LONDON (AP) — Soggy Britain is being soaked again.
The River Thames has burst its banks, rail lines have been washed away, villages have been turned into islands and soldiers are out on the front lines filling sandbags. As residents battled to save their homes — and British politicians battled one another — yet another storm hit the U.K on Wednesday, pummeling the west coast with torrential rain and wind gusts up to 106 mph (170 kph).
Here’s a look at the nation’s exceptionally wet and wild weather.
WHAT CAUSED THE FLOODS?
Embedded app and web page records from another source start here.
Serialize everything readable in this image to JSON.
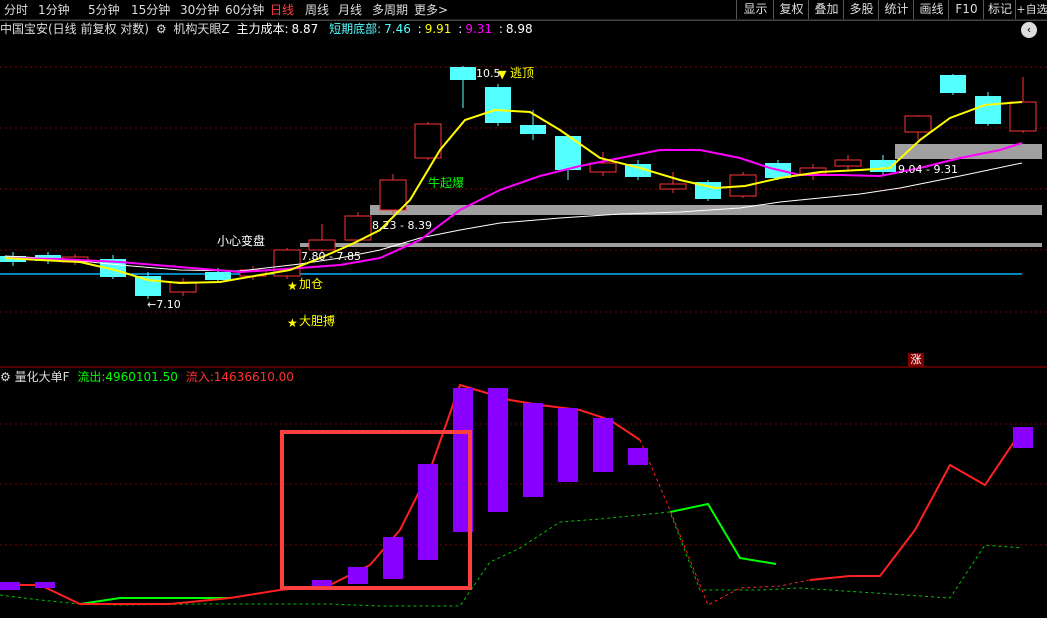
{
  "toolbar": {
    "tabs": [
      "分时",
      "1分钟",
      "5分钟",
      "15分钟",
      "30分钟",
      "60分钟",
      "日线",
      "周线",
      "月线",
      "多周期",
      "更多>"
    ],
    "active_tab": "日线",
    "right": [
      "显示",
      "复权",
      "叠加",
      "多股",
      "统计",
      "画线",
      "F10",
      "标记",
      "+自选"
    ]
  },
  "legend": {
    "stock": "中国宝安(日线 前复权 对数)",
    "indicator": "机构天眼Z",
    "cost_label": "主力成本:",
    "cost_value": "8.87",
    "short_label": "短期底部:",
    "short_value": "7.46",
    "v1": "9.91",
    "v2": "9.31",
    "v3": "8.98"
  },
  "scroll_icon": "‹",
  "main_chart": {
    "annotations": {
      "peak": "10.5",
      "escape": "逃顶",
      "bull": "牛起爆",
      "careful": "小心变盘",
      "add": "加仓",
      "bold": "大胆搏",
      "low": "←7.10",
      "zone1": "8.23 - 8.39",
      "zone2": "7.80 - 7.85",
      "zone3": "9.04 - 9.31",
      "rise_tag": "涨"
    }
  },
  "sub_chart": {
    "name": "量化大单F",
    "outflow_label": "流出:",
    "outflow_value": "4960101.50",
    "inflow_label": "流入:",
    "inflow_value": "14636610.00"
  },
  "colors": {
    "up": "#ff3232",
    "down": "#54ffff",
    "ma_yellow": "#ffff00",
    "ma_magenta": "#ff00ff",
    "ma_white": "#ffffff",
    "purple": "#8a00ff",
    "green": "#00ff00",
    "red": "#ff2020",
    "zone": "#a0a0a0"
  }
}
Rain, rain and more rain. England has had its wettest January since records began almost 250 years ago. Since December, the country has been lashed by waves of wind and rain connected to a faster-than-usual jet stream, which flows from west to east across the Atlantic. Britain’s weather agency, the Met Office, says “there’s no definitive answer” on the role played by climate change in the recent weather. But it says there’s “an increasing body of evidence that shows that extreme daily rainfall rates are becoming more intense” — likely due to a warming world. (more…)